Humans have long been fascinated by elephants, the largest land animal in the modern world. Social animals that live in herds, elephants are native to both Africa and Asia. Their large ears, long trunk, and long life span have made elephants one of the most captivating creatures on Earth. Our long-standing interest in elephants has led to several beliefs about surprising elephant behaviors.
Elephants Are Aware of Approaching Death
One of the popular beliefs is that when elephants become old and weak, they know that they are nearing the end of their lives. They demonstrate this by breaking away from their herds and going off alone to certain locations often found near bodies of water—so called “elephant graveyards”—to die alone. The idea that old elephants seem aware that they will die soon is supported by the discovery of many sites containing bones exclusively of elderly elephants.
Representing Objects through Art
Additionally, elephants seem to have artistic ability. Elephants can be taught to hold a paintbrush in their trunk and use it to paint on a canvas. Some elephants have been known to paint drawings that represent recognizable things: flowers, other elephants, even themselves. This talent makes elephants the only animal other than humans to produce art representing the world around them.
Fear of Mice
Finally, it has long been believed that elephants have a fear of mice. In 77 C.E., the Roman philosopher and scientist Pliny the Elder wrote that elephants are more afraid of mice, small mammals that can do elephants no harm, than of the much more dangerous animals with which elephants normally share an environment, such as lions or tigers.
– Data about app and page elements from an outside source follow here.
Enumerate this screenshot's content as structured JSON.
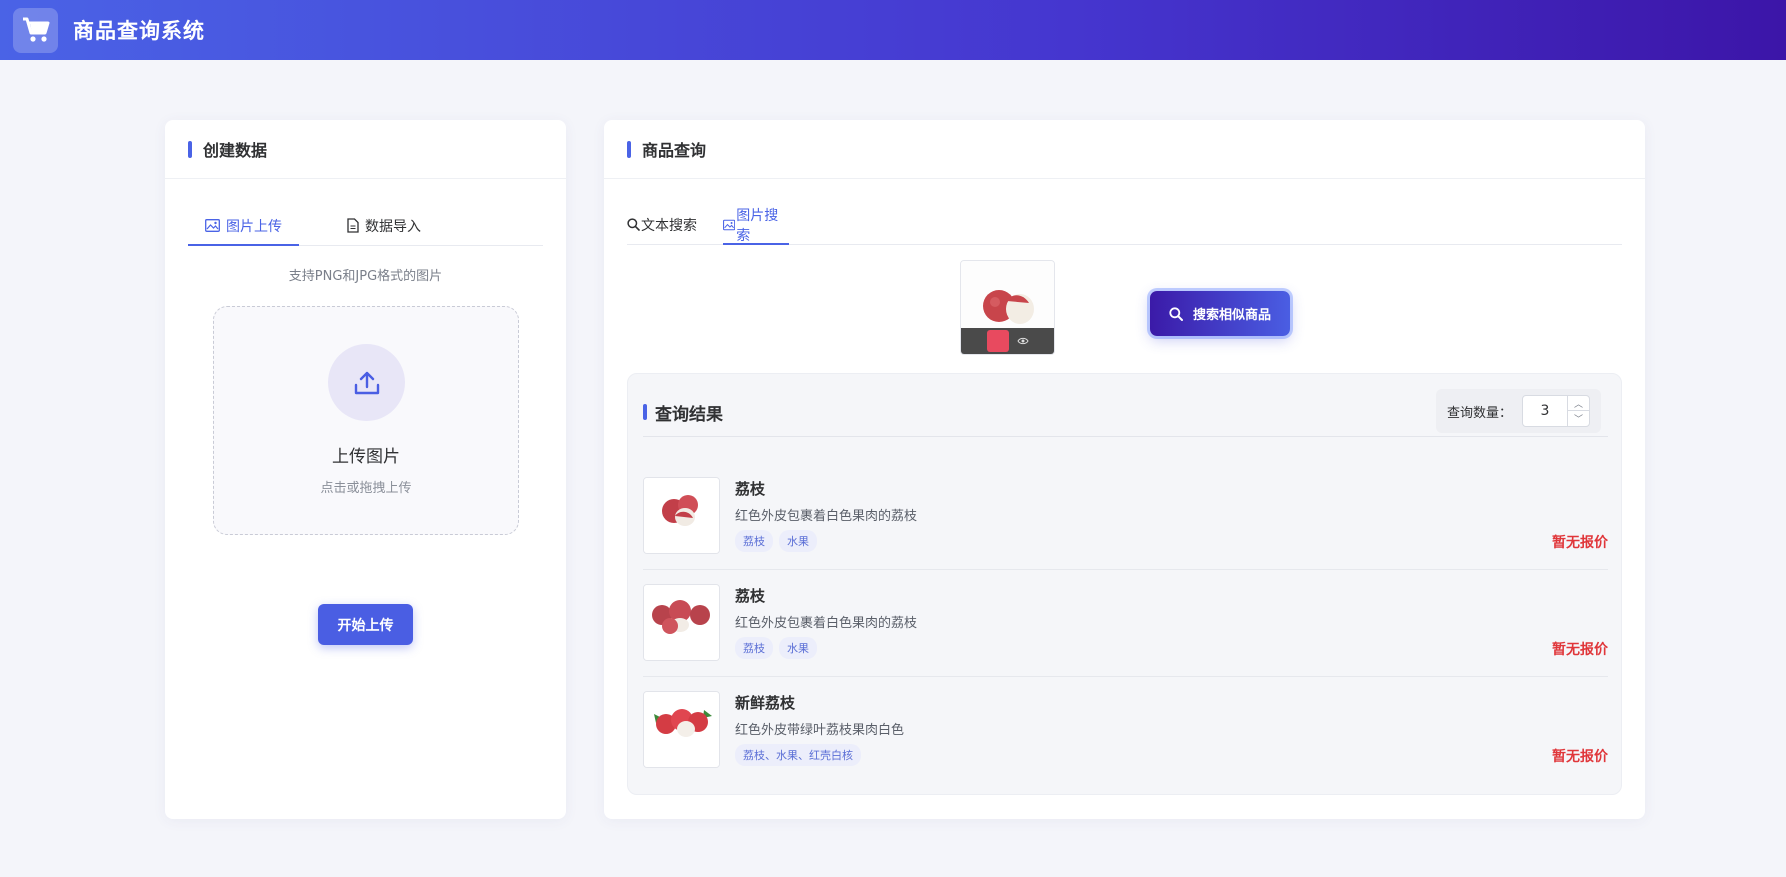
{
  "header": {
    "title": "商品查询系统",
    "logo_icon": "cart-icon"
  },
  "left_card": {
    "title": "创建数据",
    "tabs": [
      {
        "label": "图片上传",
        "icon": "image-icon",
        "active": true
      },
      {
        "label": "数据导入",
        "icon": "file-icon",
        "active": false
      }
    ],
    "hint": "支持PNG和JPG格式的图片",
    "dropzone": {
      "title": "上传图片",
      "subtitle": "点击或拖拽上传",
      "icon": "upload-icon"
    },
    "upload_button": "开始上传"
  },
  "right_card": {
    "title": "商品查询",
    "tabs": [
      {
        "label": "文本搜索",
        "icon": "search-icon",
        "active": false
      },
      {
        "label": "图片搜索",
        "icon": "image-icon",
        "active": true
      }
    ],
    "search_button": "搜索相似商品",
    "results": {
      "title": "查询结果",
      "quantity_label": "查询数量：",
      "quantity_value": "3",
      "items": [
        {
          "name": "荔枝",
          "desc": "红色外皮包裹着白色果肉的荔枝",
          "tags": [
            "荔枝",
            "水果"
          ],
          "price": "暂无报价"
        },
        {
          "name": "荔枝",
          "desc": "红色外皮包裹着白色果肉的荔枝",
          "tags": [
            "荔枝",
            "水果"
          ],
          "price": "暂无报价"
        },
        {
          "name": "新鲜荔枝",
          "desc": "红色外皮带绿叶荔枝果肉白色",
          "tags": [
            "荔枝、水果、红壳白核"
          ],
          "price": "暂无报价"
        }
      ]
    }
  },
  "colors": {
    "accent": "#4a63e6",
    "price": "#e0363a",
    "header_end": "#3c15a8"
  }
}
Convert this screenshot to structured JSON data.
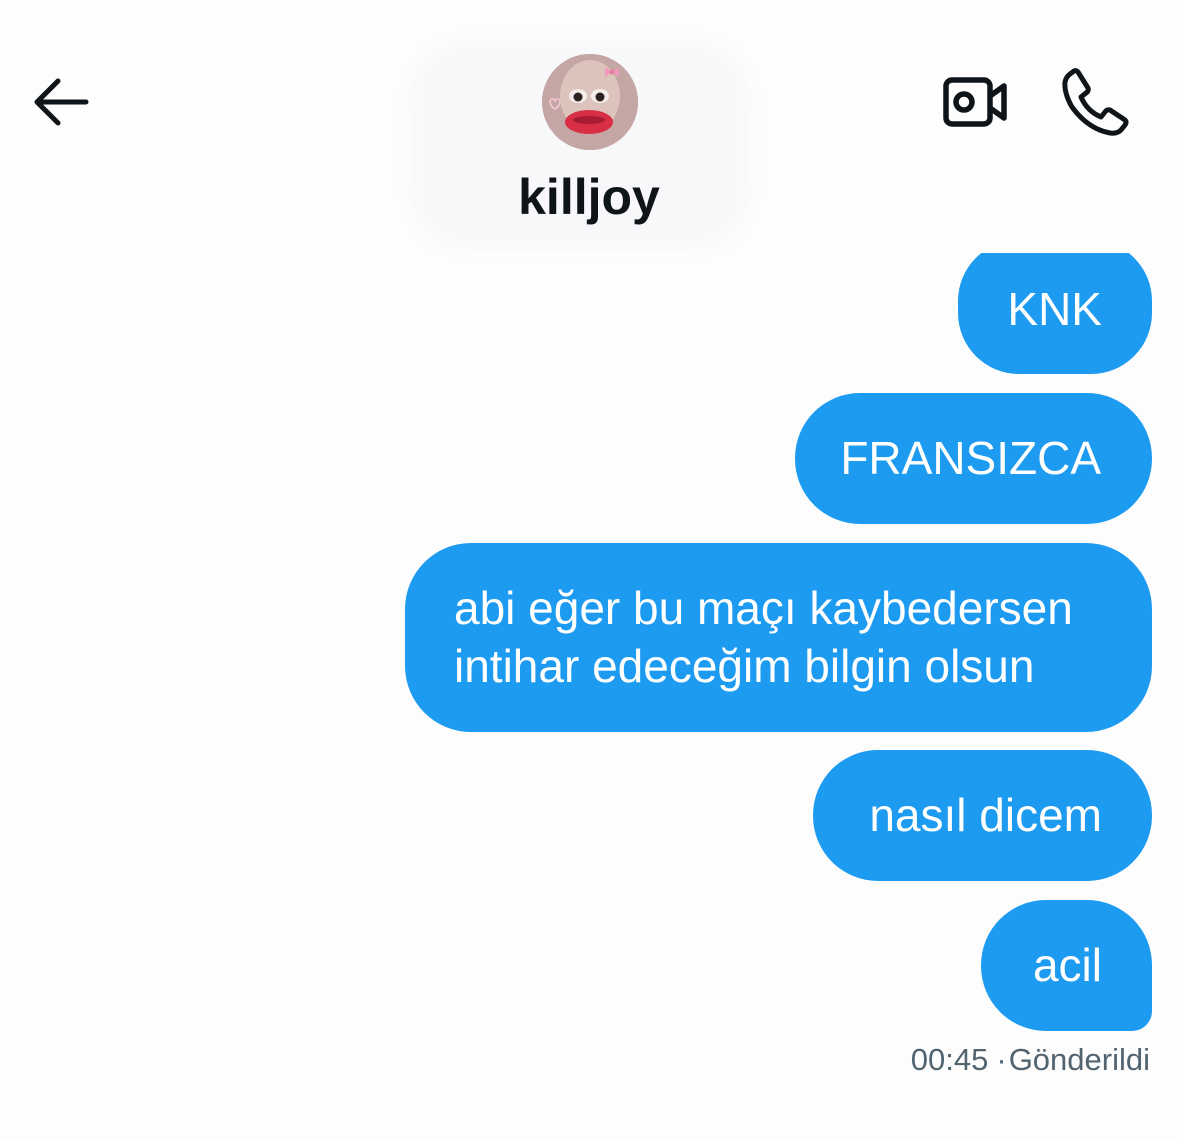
{
  "header": {
    "username": "killjoy",
    "back_icon": "arrow-left-icon",
    "video_icon": "video-camera-icon",
    "call_icon": "phone-icon"
  },
  "messages": [
    {
      "text": "KNK"
    },
    {
      "text": "FRANSIZCA"
    },
    {
      "text": "abi eğer bu maçı kaybedersen intihar edeceğim bilgin olsun"
    },
    {
      "text": "nasıl dicem"
    },
    {
      "text": "acil"
    }
  ],
  "status": {
    "time": "00:45",
    "separator": "·",
    "label": "Gönderildi"
  },
  "colors": {
    "bubble": "#1d9bf0",
    "bubble_text": "#ffffff",
    "title": "#0f1419",
    "meta": "#536471"
  }
}
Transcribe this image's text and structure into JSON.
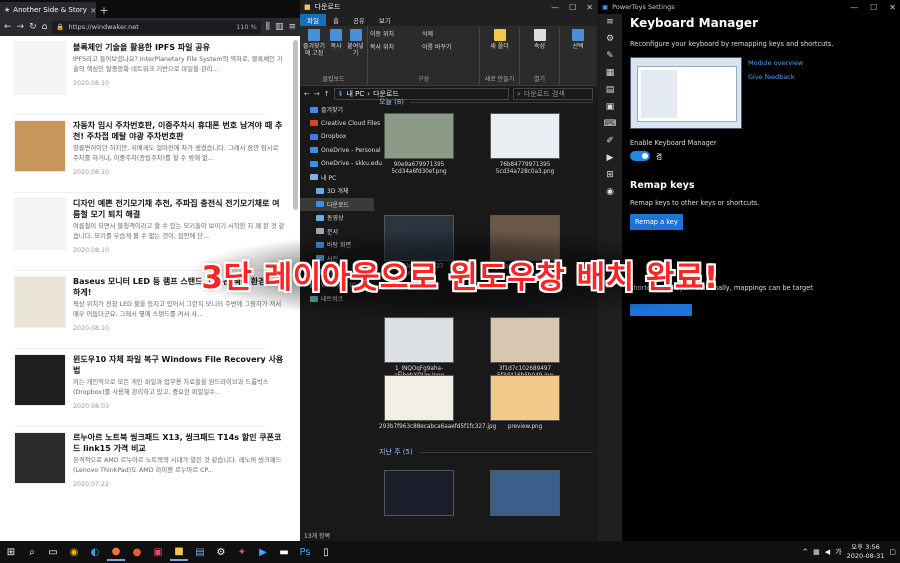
{
  "browser": {
    "tab_title": "Another Side & Story",
    "url": "https://windwaker.net",
    "url_domain": "windwaker.net",
    "zoom": "110 %",
    "articles": [
      {
        "title": "블록체인 기술을 활용한 IPFS 파일 공유",
        "excerpt": "IPFS라고 들어보셨나요? InterPlanetary File System의 약자로, 블록체인 기술의 핵심인 탈중앙화 네트워크 기반으로 파일을 관리...",
        "date": "2020.08.10"
      },
      {
        "title": "자동차 임시 주차번호판, 이중주차시 휴대폰 번호 남겨야 때 추천! 주차접 메탈 야광 주차번호판",
        "excerpt": "장롱면허이던 하지만, 저에게도 얼마전에 차가 생겼습니다. 그래서 잠깐 임시로 주차를 하거나, 이중주차(종립주차)를 할 수 밖에 없...",
        "date": "2020.08.10"
      },
      {
        "title": "디자인 예쁜 전기모기채 추천, 주파집 충전식 전기모기채로 여름철 모기 퇴치 해결",
        "excerpt": "여름철이 되면서 불청객이라고 할 수 있는 모기들이 보이기 시작한 지 꽤 된 것 같습니다. 모기를 우습게 볼 수 없는 것이, 집안에 단...",
        "date": "2020.08.10"
      },
      {
        "title": "Baseus 모니터 LED 등 램프 스탠드, 어두운 책상 환경을 환하게!",
        "excerpt": "책상 위치가 전창 LED 불을 등지고 있어서 그런지 모니터 주변에 그림자가 져서 매우 어둡더군요. 그래서 옆에 스탠드를 켜서 사...",
        "date": "2020.08.10"
      },
      {
        "title": "윈도우10 자체 파일 복구 Windows File Recovery 사용법",
        "excerpt": "저는 개인적으로 모든 개인 파일과 업무용 자료들을 원드라이브과 드롭박스(Dropbox)를 사용해 관리하고 있고, 중요한 파일일수...",
        "date": "2020.08.03"
      },
      {
        "title": "르누아르 노트북 씽크패드 X13, 씽크패드 T14s 할인 쿠폰코드 link15 가격 비교",
        "excerpt": "본격적으로 AMD 르누아르 노트북의 시대가 열린 것 같습니다. 레노버 씽크패드 (Lenovo ThinkPad)도 AMD 라이젠 르누아르 CP...",
        "date": "2020.07.22"
      }
    ]
  },
  "explorer": {
    "title": "다운로드",
    "tabs": [
      "파일",
      "홈",
      "공유",
      "보기"
    ],
    "ribbon": {
      "pin": "즐겨찾기에 고정",
      "copy": "복사",
      "paste": "붙여넣기",
      "move_to": "이동 위치",
      "copy_to": "복사 위치",
      "delete": "삭제",
      "rename": "이름 바꾸기",
      "new_folder": "새 폴더",
      "properties": "속성",
      "select": "선택",
      "clipboard": "클립보드",
      "organize": "구성",
      "new": "새로 만들기",
      "open": "열기"
    },
    "address": [
      "내 PC",
      "다운로드"
    ],
    "search_placeholder": "다운로드 검색",
    "nav": [
      {
        "label": "즐겨찾기",
        "color": "#3b8eea"
      },
      {
        "label": "Creative Cloud Files",
        "color": "#d8442b"
      },
      {
        "label": "Dropbox",
        "color": "#3b7ce6"
      },
      {
        "label": "OneDrive - Personal",
        "color": "#3b8eea"
      },
      {
        "label": "OneDrive - skku.edu",
        "color": "#3b8eea"
      },
      {
        "label": "내 PC",
        "color": "#7cb2e8"
      },
      {
        "label": "3D 개체",
        "color": "#5fb0e8"
      },
      {
        "label": "다운로드",
        "color": "#3b8eea"
      },
      {
        "label": "동영상",
        "color": "#5fb0e8"
      },
      {
        "label": "문서",
        "color": "#9ab"
      },
      {
        "label": "바탕 화면",
        "color": "#3b8eea"
      },
      {
        "label": "사진",
        "color": "#5fb0e8"
      },
      {
        "label": "음악",
        "color": "#5fb0e8"
      },
      {
        "label": "Windows (C:)",
        "color": "#888"
      },
      {
        "label": "네트워크",
        "color": "#6aa"
      }
    ],
    "groups": {
      "today": "오늘 (8)",
      "lastweek": "지난 주 (5)"
    },
    "files": [
      {
        "name": "90e9a679971395 5cd34a6fd30ef.png",
        "color": "#8a9a84"
      },
      {
        "name": "76b84779971395 5cd34a728c0a3.png",
        "color": "#e8eef2"
      },
      {
        "name": "5853df96992727 5ebb001a...",
        "color": "#2a3540"
      },
      {
        "name": "0_PEqgRZ8qv53Jwb.jpg",
        "color": "#6b5a4a"
      },
      {
        "name": "1_INQOqFg9aha-aEibqhXQUw.jpeg",
        "color": "#dcdfe3"
      },
      {
        "name": "3f1d7c102689497 5f3d416b5b049.jpg",
        "color": "#d8c6b0"
      },
      {
        "name": "293b7f963c88ecabca6aaefd5f1fc327.jpg",
        "color": "#f4efe4"
      },
      {
        "name": "preview.png",
        "color": "#f3c98a"
      },
      {
        "name": "",
        "color": "#1a1e2a"
      },
      {
        "name": "",
        "color": "#3a5f8a"
      }
    ],
    "status": "13개 항목"
  },
  "powertoys": {
    "window_title": "PowerToys Settings",
    "heading": "Keyboard Manager",
    "description": "Reconfigure your keyboard by remapping keys and shortcuts.",
    "link_overview": "Module overview",
    "link_feedback": "Give feedback",
    "enable_label": "Enable Keyboard Manager",
    "toggle_state": "켬",
    "remap_heading": "Remap keys",
    "remap_desc": "Remap keys to other keys or shortcuts.",
    "remap_button": "Remap a key",
    "partial_text": "shortcuts or keys. Additionally, mappings can be target"
  },
  "caption": "3단 레이아웃으로 윈도우창 배치 완료!",
  "taskbar": {
    "time": "오후 3:56",
    "date": "2020-08-31"
  }
}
In a recent scientific experiment in which a herd of elephants was confronted with several mice, the elephants backed away from the mice and left the area to avoid them.